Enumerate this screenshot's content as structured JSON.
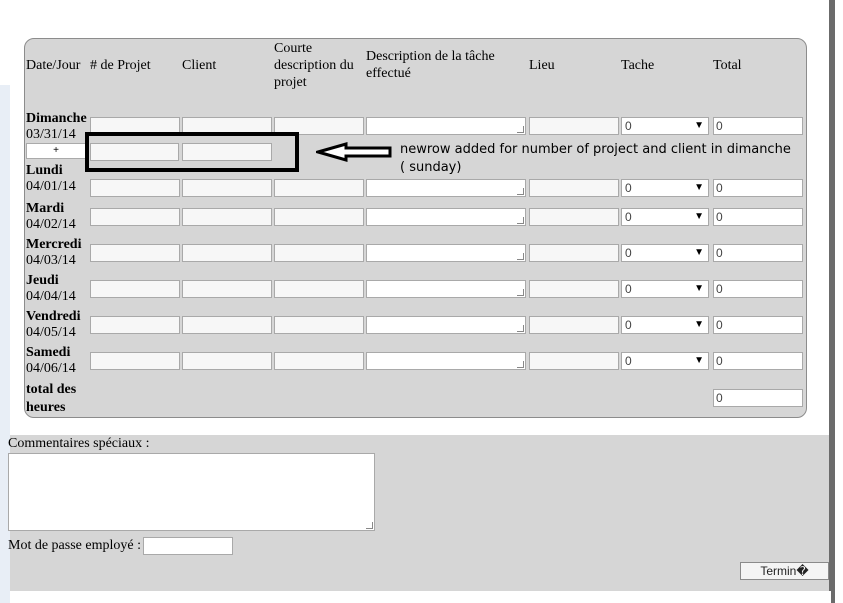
{
  "headers": {
    "date": "Date/Jour",
    "project_num": "# de Projet",
    "client": "Client",
    "short_desc": "Courte description du projet",
    "task_desc": "Description de la tâche effectué",
    "place": "Lieu",
    "task": "Tache",
    "total": "Total"
  },
  "days": [
    {
      "name": "Dimanche",
      "date": "03/31/14",
      "task": "0",
      "total": "0"
    },
    {
      "name": "Lundi",
      "date": "04/01/14",
      "task": "0",
      "total": "0"
    },
    {
      "name": "Mardi",
      "date": "04/02/14",
      "task": "0",
      "total": "0"
    },
    {
      "name": "Mercredi",
      "date": "04/03/14",
      "task": "0",
      "total": "0"
    },
    {
      "name": "Jeudi",
      "date": "04/04/14",
      "task": "0",
      "total": "0"
    },
    {
      "name": "Vendredi",
      "date": "04/05/14",
      "task": "0",
      "total": "0"
    },
    {
      "name": "Samedi",
      "date": "04/06/14",
      "task": "0",
      "total": "0"
    }
  ],
  "add_row_label": "+",
  "annotation": "newrow added for number of project and client in dimanche ( sunday)",
  "total_hours": {
    "label": "total des heures",
    "value": "0"
  },
  "comments_label": "Commentaires spéciaux :",
  "password_label": "Mot de passe employé :",
  "finish_button": "Termin�"
}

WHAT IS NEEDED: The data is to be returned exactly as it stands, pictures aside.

RESULT FOR THIS EXERCISE:
Enumerate this screenshot's content as structured JSON.
{
  "headers": {
    "date": "Date/Jour",
    "project_num": "# de Projet",
    "client": "Client",
    "short_desc": "Courte description du projet",
    "task_desc": "Description de la tâche effectué",
    "place": "Lieu",
    "task": "Tache",
    "total": "Total"
  },
  "days": [
    {
      "name": "Dimanche",
      "date": "03/31/14",
      "task": "0",
      "total": "0"
    },
    {
      "name": "Lundi",
      "date": "04/01/14",
      "task": "0",
      "total": "0"
    },
    {
      "name": "Mardi",
      "date": "04/02/14",
      "task": "0",
      "total": "0"
    },
    {
      "name": "Mercredi",
      "date": "04/03/14",
      "task": "0",
      "total": "0"
    },
    {
      "name": "Jeudi",
      "date": "04/04/14",
      "task": "0",
      "total": "0"
    },
    {
      "name": "Vendredi",
      "date": "04/05/14",
      "task": "0",
      "total": "0"
    },
    {
      "name": "Samedi",
      "date": "04/06/14",
      "task": "0",
      "total": "0"
    }
  ],
  "add_row_label": "+",
  "annotation": "newrow added for number of project and client in dimanche ( sunday)",
  "total_hours": {
    "label": "total des heures",
    "value": "0"
  },
  "comments_label": "Commentaires spéciaux :",
  "password_label": "Mot de passe employé :",
  "finish_button": "Termin�"
}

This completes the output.